**Work to be completed:** When a line in the listing below contains the word "Options", return a copy of that line.
-- Exercise input follows --
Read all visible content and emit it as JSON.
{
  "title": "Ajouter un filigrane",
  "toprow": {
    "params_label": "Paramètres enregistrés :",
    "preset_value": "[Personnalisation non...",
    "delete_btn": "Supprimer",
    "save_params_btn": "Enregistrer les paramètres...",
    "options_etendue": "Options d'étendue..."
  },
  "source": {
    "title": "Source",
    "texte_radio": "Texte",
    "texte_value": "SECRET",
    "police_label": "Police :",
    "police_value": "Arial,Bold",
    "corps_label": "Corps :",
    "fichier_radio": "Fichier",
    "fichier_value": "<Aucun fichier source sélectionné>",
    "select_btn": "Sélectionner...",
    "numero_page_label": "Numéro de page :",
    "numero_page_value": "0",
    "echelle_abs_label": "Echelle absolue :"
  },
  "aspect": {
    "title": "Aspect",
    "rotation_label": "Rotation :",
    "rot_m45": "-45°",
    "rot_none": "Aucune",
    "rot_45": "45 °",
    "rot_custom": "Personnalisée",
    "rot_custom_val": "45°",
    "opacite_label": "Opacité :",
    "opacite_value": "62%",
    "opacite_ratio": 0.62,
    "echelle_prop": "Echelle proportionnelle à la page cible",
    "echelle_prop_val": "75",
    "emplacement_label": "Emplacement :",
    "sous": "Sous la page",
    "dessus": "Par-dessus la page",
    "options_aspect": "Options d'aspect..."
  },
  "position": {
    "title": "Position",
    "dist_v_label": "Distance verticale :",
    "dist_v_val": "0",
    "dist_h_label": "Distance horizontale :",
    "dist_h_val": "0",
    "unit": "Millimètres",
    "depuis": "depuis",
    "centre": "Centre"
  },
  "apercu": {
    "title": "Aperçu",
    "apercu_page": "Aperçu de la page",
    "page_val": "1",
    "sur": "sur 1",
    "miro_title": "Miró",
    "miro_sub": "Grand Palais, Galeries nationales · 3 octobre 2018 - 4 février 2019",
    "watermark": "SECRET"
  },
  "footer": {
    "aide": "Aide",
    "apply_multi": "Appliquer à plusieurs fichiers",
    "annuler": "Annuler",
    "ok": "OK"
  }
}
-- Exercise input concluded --
**Your solution:**
    "options_etendue": "Options d'étendue..."
    "options_aspect": "Options d'aspect..."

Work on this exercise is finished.